The required answer is an exact copy of the records below, without pictures.

_Records to process_
◆ ◆ ◆ ◆ ◆
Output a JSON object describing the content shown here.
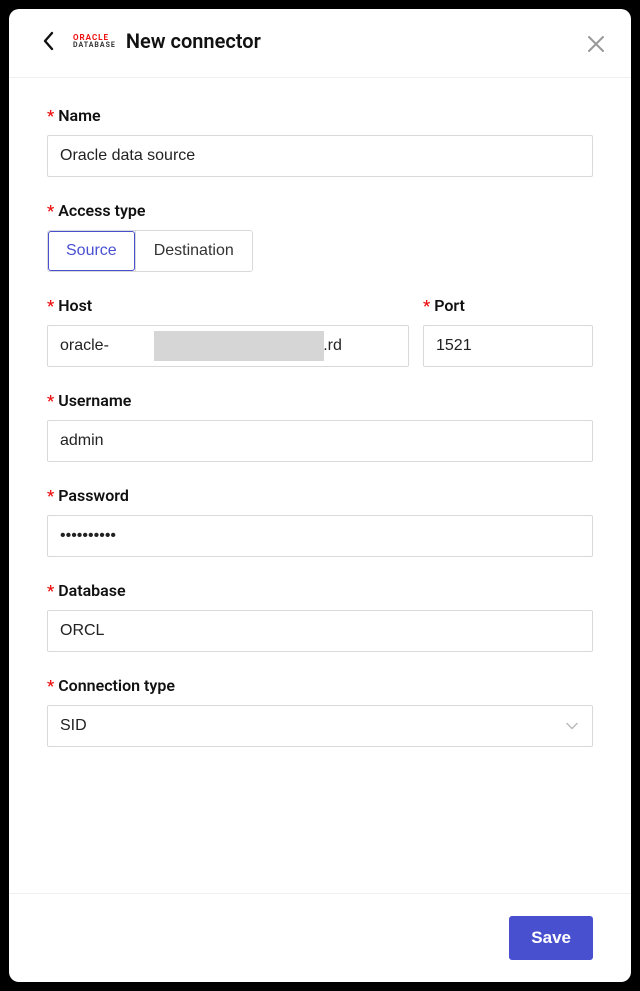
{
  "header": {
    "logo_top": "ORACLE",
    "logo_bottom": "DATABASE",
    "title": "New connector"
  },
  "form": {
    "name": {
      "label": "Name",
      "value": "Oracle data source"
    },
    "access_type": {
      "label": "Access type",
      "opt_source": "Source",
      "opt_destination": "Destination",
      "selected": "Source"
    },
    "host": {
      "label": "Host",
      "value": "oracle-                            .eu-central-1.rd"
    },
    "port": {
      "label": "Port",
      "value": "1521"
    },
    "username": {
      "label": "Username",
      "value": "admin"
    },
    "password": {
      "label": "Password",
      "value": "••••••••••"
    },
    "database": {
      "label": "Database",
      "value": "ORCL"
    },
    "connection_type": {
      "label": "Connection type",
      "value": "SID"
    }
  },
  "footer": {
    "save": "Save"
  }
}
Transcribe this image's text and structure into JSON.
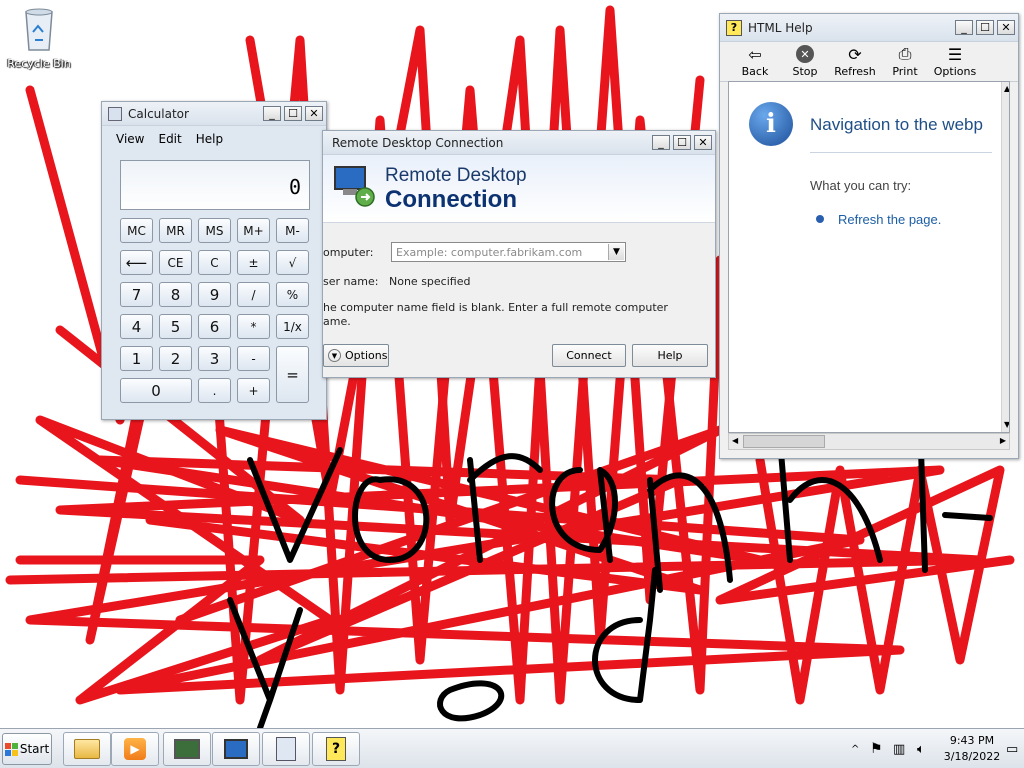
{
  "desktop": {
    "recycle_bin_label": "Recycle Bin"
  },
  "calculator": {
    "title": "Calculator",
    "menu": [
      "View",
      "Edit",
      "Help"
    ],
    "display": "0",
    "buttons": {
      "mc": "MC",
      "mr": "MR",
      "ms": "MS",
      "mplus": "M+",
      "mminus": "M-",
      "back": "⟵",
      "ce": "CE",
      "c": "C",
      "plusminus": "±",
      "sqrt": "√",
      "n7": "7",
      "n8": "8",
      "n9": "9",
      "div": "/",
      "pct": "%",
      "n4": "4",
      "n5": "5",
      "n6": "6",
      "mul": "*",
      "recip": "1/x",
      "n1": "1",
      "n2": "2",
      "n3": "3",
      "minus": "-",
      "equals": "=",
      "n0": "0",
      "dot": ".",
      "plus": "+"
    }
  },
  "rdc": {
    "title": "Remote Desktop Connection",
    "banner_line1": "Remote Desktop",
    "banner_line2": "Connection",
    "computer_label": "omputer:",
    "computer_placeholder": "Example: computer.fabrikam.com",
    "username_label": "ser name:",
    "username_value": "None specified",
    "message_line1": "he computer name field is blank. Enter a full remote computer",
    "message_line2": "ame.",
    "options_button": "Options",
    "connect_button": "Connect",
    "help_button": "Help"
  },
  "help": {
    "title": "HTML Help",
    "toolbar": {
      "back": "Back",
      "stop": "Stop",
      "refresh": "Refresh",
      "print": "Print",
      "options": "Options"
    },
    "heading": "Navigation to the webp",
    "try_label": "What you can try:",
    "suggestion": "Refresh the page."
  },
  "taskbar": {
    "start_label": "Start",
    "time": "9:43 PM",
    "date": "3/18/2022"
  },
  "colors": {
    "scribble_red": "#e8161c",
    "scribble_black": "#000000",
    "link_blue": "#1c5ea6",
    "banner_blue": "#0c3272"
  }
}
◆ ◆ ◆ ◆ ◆
_Completed task_
Output a JSON object describing the content shown here.
{
  "header": {
    "logo_top": "ORACLE",
    "logo_bottom": "DATABASE",
    "title": "New connector"
  },
  "form": {
    "name": {
      "label": "Name",
      "value": "Oracle data source"
    },
    "access_type": {
      "label": "Access type",
      "opt_source": "Source",
      "opt_destination": "Destination",
      "selected": "Source"
    },
    "host": {
      "label": "Host",
      "value": "oracle-                            .eu-central-1.rd"
    },
    "port": {
      "label": "Port",
      "value": "1521"
    },
    "username": {
      "label": "Username",
      "value": "admin"
    },
    "password": {
      "label": "Password",
      "value": "••••••••••"
    },
    "database": {
      "label": "Database",
      "value": "ORCL"
    },
    "connection_type": {
      "label": "Connection type",
      "value": "SID"
    }
  },
  "footer": {
    "save": "Save"
  }
}
Transcribe this image's text and structure into JSON.
{
  "desktop": {
    "recycle_bin_label": "Recycle Bin"
  },
  "calculator": {
    "title": "Calculator",
    "menu": [
      "View",
      "Edit",
      "Help"
    ],
    "display": "0",
    "buttons": {
      "mc": "MC",
      "mr": "MR",
      "ms": "MS",
      "mplus": "M+",
      "mminus": "M-",
      "back": "⟵",
      "ce": "CE",
      "c": "C",
      "plusminus": "±",
      "sqrt": "√",
      "n7": "7",
      "n8": "8",
      "n9": "9",
      "div": "/",
      "pct": "%",
      "n4": "4",
      "n5": "5",
      "n6": "6",
      "mul": "*",
      "recip": "1/x",
      "n1": "1",
      "n2": "2",
      "n3": "3",
      "minus": "-",
      "equals": "=",
      "n0": "0",
      "dot": ".",
      "plus": "+"
    }
  },
  "rdc": {
    "title": "Remote Desktop Connection",
    "banner_line1": "Remote Desktop",
    "banner_line2": "Connection",
    "computer_label": "omputer:",
    "computer_placeholder": "Example: computer.fabrikam.com",
    "username_label": "ser name:",
    "username_value": "None specified",
    "message_line1": "he computer name field is blank. Enter a full remote computer",
    "message_line2": "ame.",
    "options_button": "Options",
    "connect_button": "Connect",
    "help_button": "Help"
  },
  "help": {
    "title": "HTML Help",
    "toolbar": {
      "back": "Back",
      "stop": "Stop",
      "refresh": "Refresh",
      "print": "Print",
      "options": "Options"
    },
    "heading": "Navigation to the webp",
    "try_label": "What you can try:",
    "suggestion": "Refresh the page."
  },
  "taskbar": {
    "start_label": "Start",
    "time": "9:43 PM",
    "date": "3/18/2022"
  },
  "colors": {
    "scribble_red": "#e8161c",
    "scribble_black": "#000000",
    "link_blue": "#1c5ea6",
    "banner_blue": "#0c3272"
  }
}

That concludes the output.